For further information about applying the new employee benefit plan limits for 2023, contact your regular McDermott lawyer.
* The dollar limits are generally applied on a calendar year basis; however, certain dollar limits are applied on a plan-year, tax-year, or limitation-year basis.
± Not indexed for cost-of-living adjustments, with the exception of limited guidance issued for certain years.
Save It for a Rainy Day Part 2: IRS Announces Additional Plan Amendment Extensions
On September 26, 2022, the Internal Revenue Service (IRS) extended the amendment deadline for non-governmental qualified retirement plans, plans covered under Section 403(b) of the Internal Revenue Code (Code) and individual retirement accounts (IRAs). The extensions included many of the amendment deadlines under the Setting Every Community Up for Retirement Enhancement Act of 2019 (SECURE Act), the Bipartisan American Miners Act of 2019 (Miners Act), and the Coronavirus Aid, Relief, and Economic Security Act (CARES Act). See our prior On the Subject about this earlier extension. Missing from this earlier IRS extension was a postponement of deadlines relating to certain CARES Act provisions, in particular those related to COVID-related distributions and loan relief, as well as deadlines relating to disaster-related loans or distributions under the Taxpayer Certainty and Disaster Tax Relief Act of 2020 (Disaster Act).
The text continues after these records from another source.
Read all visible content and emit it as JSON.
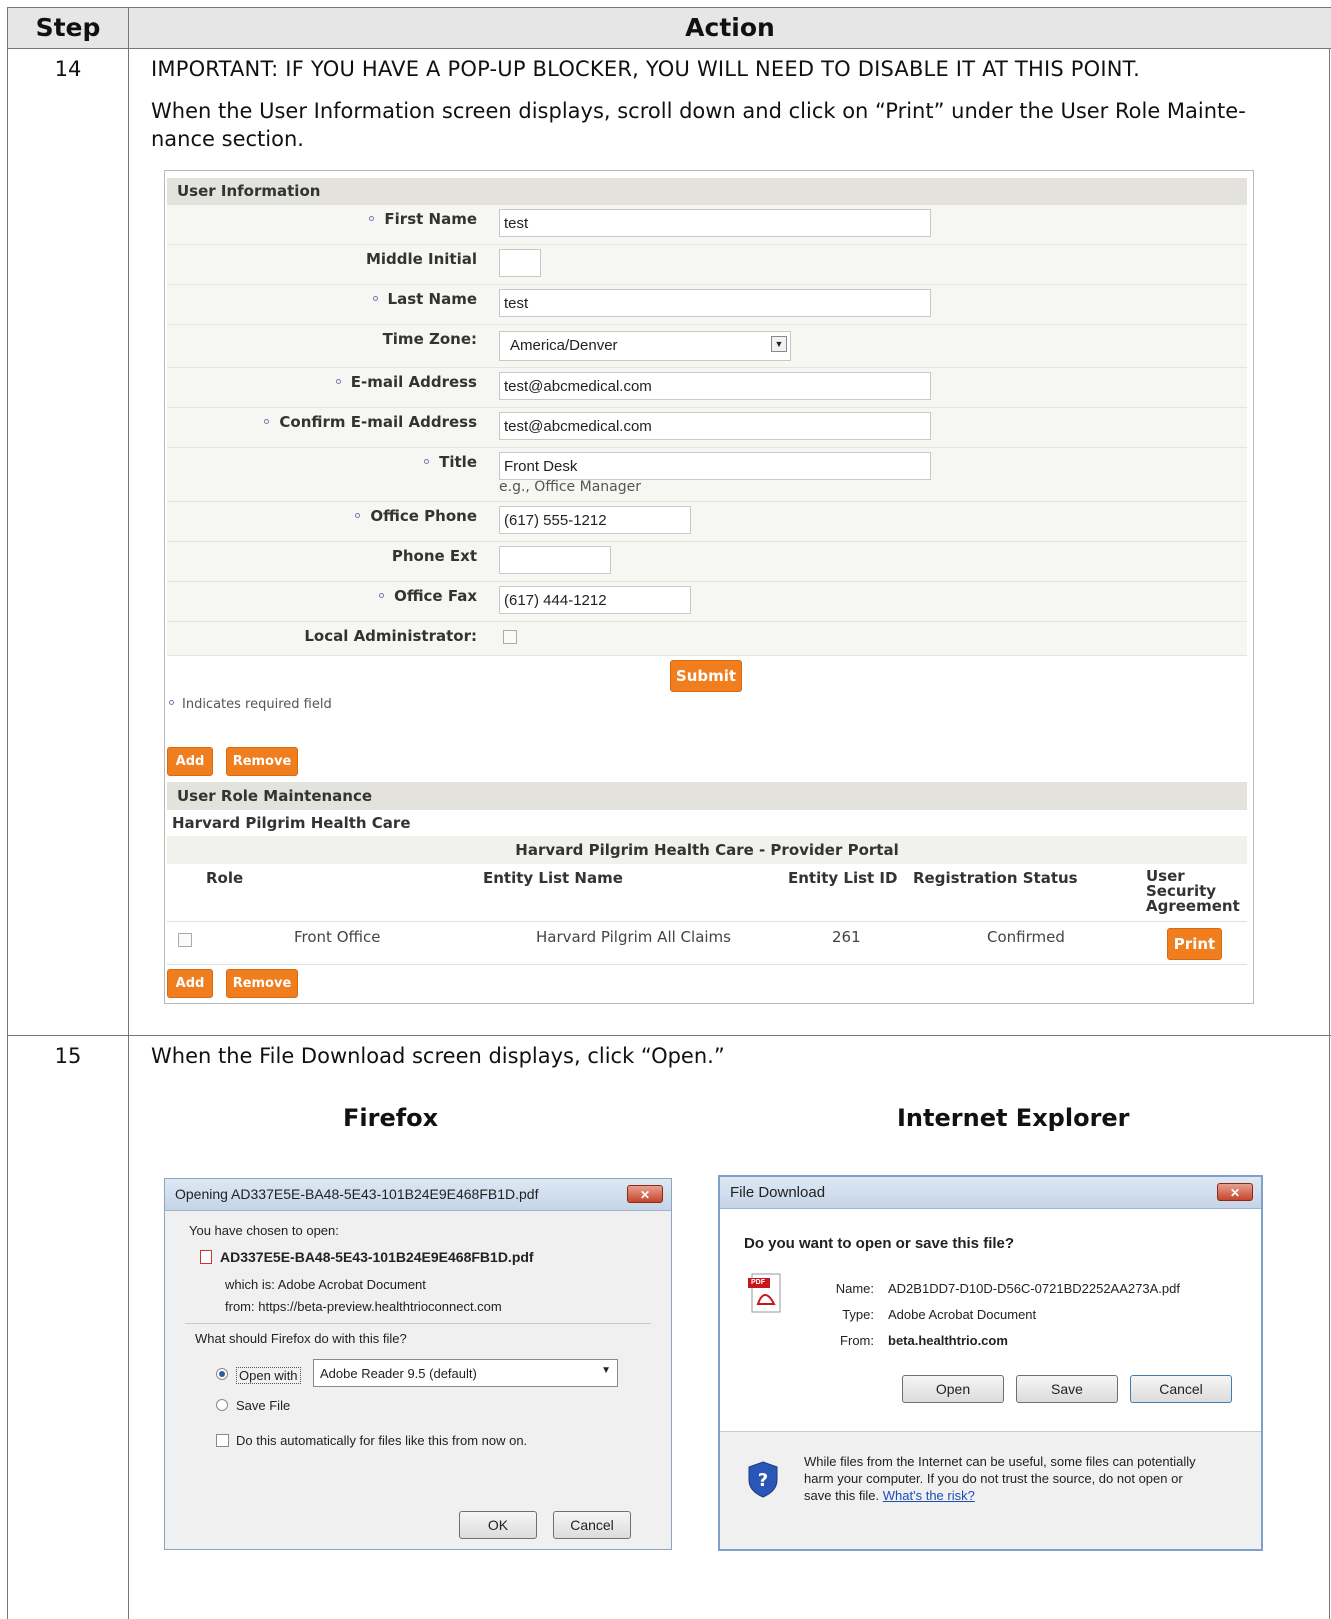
{
  "header": {
    "step": "Step",
    "action": "Action"
  },
  "step14": {
    "number": "14",
    "important": "IMPORTANT:  IF YOU HAVE A POP-UP BLOCKER, YOU WILL NEED TO DISABLE IT AT THIS POINT.",
    "instruction_line1": "When the User Information screen displays, scroll down and click on “Print” under the User Role Mainte-",
    "instruction_line2": "nance section."
  },
  "user_info": {
    "section_title": "User Information",
    "first_name_label": "First Name",
    "first_name_value": "test",
    "middle_initial_label": "Middle Initial",
    "middle_initial_value": "",
    "last_name_label": "Last Name",
    "last_name_value": "test",
    "time_zone_label": "Time Zone:",
    "time_zone_value": "America/Denver",
    "email_label": "E-mail Address",
    "email_value": "test@abcmedical.com",
    "confirm_email_label": "Confirm E-mail Address",
    "confirm_email_value": "test@abcmedical.com",
    "title_label": "Title",
    "title_value": "Front Desk",
    "title_hint": "e.g., Office Manager",
    "office_phone_label": "Office Phone",
    "office_phone_value": "(617) 555-1212",
    "phone_ext_label": "Phone Ext",
    "phone_ext_value": "",
    "office_fax_label": "Office Fax",
    "office_fax_value": "(617) 444-1212",
    "local_admin_label": "Local Administrator:",
    "local_admin_checked": false,
    "submit_label": "Submit",
    "required_note": "Indicates required field",
    "add_label": "Add",
    "remove_label": "Remove"
  },
  "role_maintenance": {
    "section_title": "User Role Maintenance",
    "organization": "Harvard Pilgrim Health Care",
    "portal_title": "Harvard Pilgrim Health Care - Provider Portal",
    "columns": {
      "role": "Role",
      "entity_list_name": "Entity List Name",
      "entity_list_id": "Entity List ID",
      "registration_status": "Registration Status",
      "agreement_line1": "User",
      "agreement_line2": "Security",
      "agreement_line3": "Agreement"
    },
    "row": {
      "role": "Front Office",
      "entity_list_name": "Harvard Pilgrim All Claims",
      "entity_list_id": "261",
      "registration_status": "Confirmed",
      "print_label": "Print"
    },
    "add_label": "Add",
    "remove_label": "Remove"
  },
  "step15": {
    "number": "15",
    "instruction": "When the File Download screen displays, click “Open.”",
    "firefox_heading": "Firefox",
    "ie_heading": "Internet Explorer"
  },
  "firefox_dialog": {
    "title": "Opening AD337E5E-BA48-5E43-101B24E9E468FB1D.pdf",
    "chosen": "You have chosen to open:",
    "filename": "AD337E5E-BA48-5E43-101B24E9E468FB1D.pdf",
    "which_is": "which is:  Adobe Acrobat Document",
    "from": "from:  https://beta-preview.healthtrioconnect.com",
    "question": "What should Firefox do with this file?",
    "open_with_label": "Open with",
    "open_with_app": "Adobe Reader 9.5 (default)",
    "save_file_label": "Save File",
    "auto_label": "Do this automatically for files like this from now on.",
    "ok_label": "OK",
    "cancel_label": "Cancel",
    "selected_option": "open_with"
  },
  "ie_dialog": {
    "title": "File Download",
    "question": "Do you want to open or save this file?",
    "name_label": "Name:",
    "name_value": "AD2B1DD7-D10D-D56C-0721BD2252AA273A.pdf",
    "type_label": "Type:",
    "type_value": "Adobe Acrobat Document",
    "from_label": "From:",
    "from_value": "beta.healthtrio.com",
    "open_label": "Open",
    "save_label": "Save",
    "cancel_label": "Cancel",
    "warning_line1": "While files from the Internet can be useful, some files can potentially",
    "warning_line2": "harm your computer. If you do not trust the source, do not open or",
    "warning_line3": "save this file.",
    "risk_link": "What's the risk?",
    "pdf_badge": "PDF"
  },
  "colors": {
    "accent_orange": "#f07d1e",
    "header_gray": "#e6e6e6",
    "section_band": "#e3e2dc",
    "link_blue": "#1a4fb5"
  }
}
NEW IRS EXTENSION
IRS Notice 2022-45 provides a new extension to December 31, 2025, of the special amendment deadlines included in Section 302 of the Disaster Act and in Section 2022 of the CARES Act.
- Section 2022 of the CARES Act provided for COVID-related distributions, increased loan amounts and delayed loan repayments.
- Section 302 of the Disaster Act provided favorable tax treatment for certain disaster-related loans or distributions.
Previously, amendments for these CARES Act and Disaster Act provisions would have been required by the end of the 2022 plan year. The Notice also clarifies that CARES Act and Disaster Act amendments adopted before the new December 31, 2025, deadline will not cause the plan to fail to satisfy the anti-cutback requirements of Code Section 411(d)(6) or of Section 204(g) of the Employee Retirement Income Security Act of 1974 (ERISA).
The extension applies to individual retirement accounts (IRAs), to qualified plans that are not governmental plans and to Code Section 403(b) plans that are not maintained by a public school. The amendment deadlines for Code Section 403(b) plans maintained by a public school, and for governmental plans (including plans covered by Code Section 457(b)), remain slightly different.
Most tax-qualified retirement plans and Code Section 403(b) plans that elected to offer COVID-related distributions and loan relief can now wait to adopt changes required under the CARES Act, SECURE Act, MINERS Act or Disaster Act in a single amendment no later than December 31, 2025.